Despite all of our binoculars and telescopes we didn’t spend all of our time at Minsmere looking upwards for birds! The reserve is also a special place for plants and many species of insects. It would have been a shame not to have seen some of these. As Steve wrote in his report we found a very hairy caterpillar – but, in fact, we had a number of hairy moments as we walked around the reserve.
Our first hairy find was this mating pair of ladybirds, Subcoccinella 24-punctata, otherwise known, in English, as the 24-spot ladybird. It is a tiny ladybird, much smaller than the “typical” 7-spot ladybird, and without this species rather attractive bright glossy red coat. Part of the reason for the 24 spot’s rather dull red colour is that its body is covered with short dense hairs. As far as I know, it is our only “hairy” ladybird and I have always known it as the “hairy ladybird”. Anyway, whatever it is called, these two don’t seem to be bothered!
Our next hairy encounter was the Drinker Moth caterpillar. We found several of these walking across the track and on the reeds. It gets its name from the fact that the caterpillar likes to imbibe water droplets (dew) and, apparently, this behaviour has been known for many years. Linnaeus named it Philudoria potataria from the Latin word “pota” meaning “to drink”. Never seen it do this myself, even though this species is common in the north Kent Marshes and I have found them on many occasions. By the way, Sally’s photograph looks like a fake to me. She must have picked up the caterpillar and placed it on some nettles to get a better background. Wrong! It feeds and pupates on Common Reed and the caterpillar was probably very upset being stuck on stinging nettles – hairy or not!

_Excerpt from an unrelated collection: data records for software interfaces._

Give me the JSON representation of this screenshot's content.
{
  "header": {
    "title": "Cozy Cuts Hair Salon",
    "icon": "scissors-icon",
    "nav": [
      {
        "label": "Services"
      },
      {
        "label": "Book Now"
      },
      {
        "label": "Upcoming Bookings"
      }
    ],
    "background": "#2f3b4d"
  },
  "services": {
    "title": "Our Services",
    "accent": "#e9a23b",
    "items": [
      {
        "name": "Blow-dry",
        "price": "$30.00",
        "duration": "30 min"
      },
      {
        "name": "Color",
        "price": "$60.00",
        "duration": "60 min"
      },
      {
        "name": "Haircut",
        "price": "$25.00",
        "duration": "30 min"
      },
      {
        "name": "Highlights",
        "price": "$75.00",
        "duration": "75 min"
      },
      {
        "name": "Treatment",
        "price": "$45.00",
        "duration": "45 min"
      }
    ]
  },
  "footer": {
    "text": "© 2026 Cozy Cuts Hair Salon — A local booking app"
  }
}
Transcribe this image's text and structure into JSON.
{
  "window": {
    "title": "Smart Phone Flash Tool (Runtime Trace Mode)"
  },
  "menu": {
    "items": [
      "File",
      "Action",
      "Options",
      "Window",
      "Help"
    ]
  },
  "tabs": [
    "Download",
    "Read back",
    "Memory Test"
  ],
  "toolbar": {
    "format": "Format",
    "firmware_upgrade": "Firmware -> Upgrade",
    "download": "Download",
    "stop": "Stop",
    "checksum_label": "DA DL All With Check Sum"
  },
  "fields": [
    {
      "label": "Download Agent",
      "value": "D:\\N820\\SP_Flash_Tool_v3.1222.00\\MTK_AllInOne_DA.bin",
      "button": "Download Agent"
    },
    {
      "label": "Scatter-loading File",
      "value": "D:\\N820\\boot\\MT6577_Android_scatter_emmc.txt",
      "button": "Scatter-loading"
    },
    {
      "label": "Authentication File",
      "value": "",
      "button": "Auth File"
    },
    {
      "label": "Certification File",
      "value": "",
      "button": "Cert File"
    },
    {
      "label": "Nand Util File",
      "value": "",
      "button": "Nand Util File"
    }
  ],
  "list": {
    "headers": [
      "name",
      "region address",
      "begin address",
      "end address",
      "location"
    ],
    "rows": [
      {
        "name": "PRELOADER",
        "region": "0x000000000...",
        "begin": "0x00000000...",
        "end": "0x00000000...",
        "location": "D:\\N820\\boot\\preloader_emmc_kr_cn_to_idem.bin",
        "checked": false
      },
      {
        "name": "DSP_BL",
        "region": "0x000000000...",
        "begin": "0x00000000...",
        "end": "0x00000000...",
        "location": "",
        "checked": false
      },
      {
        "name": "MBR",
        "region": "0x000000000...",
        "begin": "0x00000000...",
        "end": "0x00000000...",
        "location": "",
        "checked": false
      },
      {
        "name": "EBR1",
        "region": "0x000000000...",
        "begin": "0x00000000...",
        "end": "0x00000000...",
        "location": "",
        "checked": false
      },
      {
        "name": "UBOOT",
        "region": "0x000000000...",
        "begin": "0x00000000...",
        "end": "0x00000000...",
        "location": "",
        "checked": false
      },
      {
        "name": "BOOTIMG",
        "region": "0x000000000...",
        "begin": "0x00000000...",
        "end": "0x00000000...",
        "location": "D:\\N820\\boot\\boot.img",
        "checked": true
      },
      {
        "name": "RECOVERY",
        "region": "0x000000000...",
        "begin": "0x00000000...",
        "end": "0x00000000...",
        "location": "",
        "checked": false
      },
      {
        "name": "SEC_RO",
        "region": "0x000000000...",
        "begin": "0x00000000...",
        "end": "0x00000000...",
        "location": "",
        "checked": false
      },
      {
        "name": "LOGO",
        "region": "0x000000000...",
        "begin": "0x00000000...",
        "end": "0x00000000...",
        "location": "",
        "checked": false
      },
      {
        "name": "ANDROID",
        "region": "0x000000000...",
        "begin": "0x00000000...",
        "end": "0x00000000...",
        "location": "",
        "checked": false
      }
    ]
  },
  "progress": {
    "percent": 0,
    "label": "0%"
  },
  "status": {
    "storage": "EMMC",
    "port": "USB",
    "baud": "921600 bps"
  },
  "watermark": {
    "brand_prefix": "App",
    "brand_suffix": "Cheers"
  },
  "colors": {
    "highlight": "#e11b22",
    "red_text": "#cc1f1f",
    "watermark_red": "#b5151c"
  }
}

Our final hairy moment was finding this Garden Tiger moth caterpillar – known by generations of children as “woolly bears”. It’s long hairs are “urticating” and can cause a rash on people with sensitive skin – the hairs “urt”. Most predators give this species a miss but cuckoos have some way of feeding on hairy caterpillars (how do they do this?). Sadly the population of Garden Tiger moths has declined in recent years so it was really great to see this caterpillar.
Thanks to Hazel for organising the coach trip. Thanks to Sally for the photographs.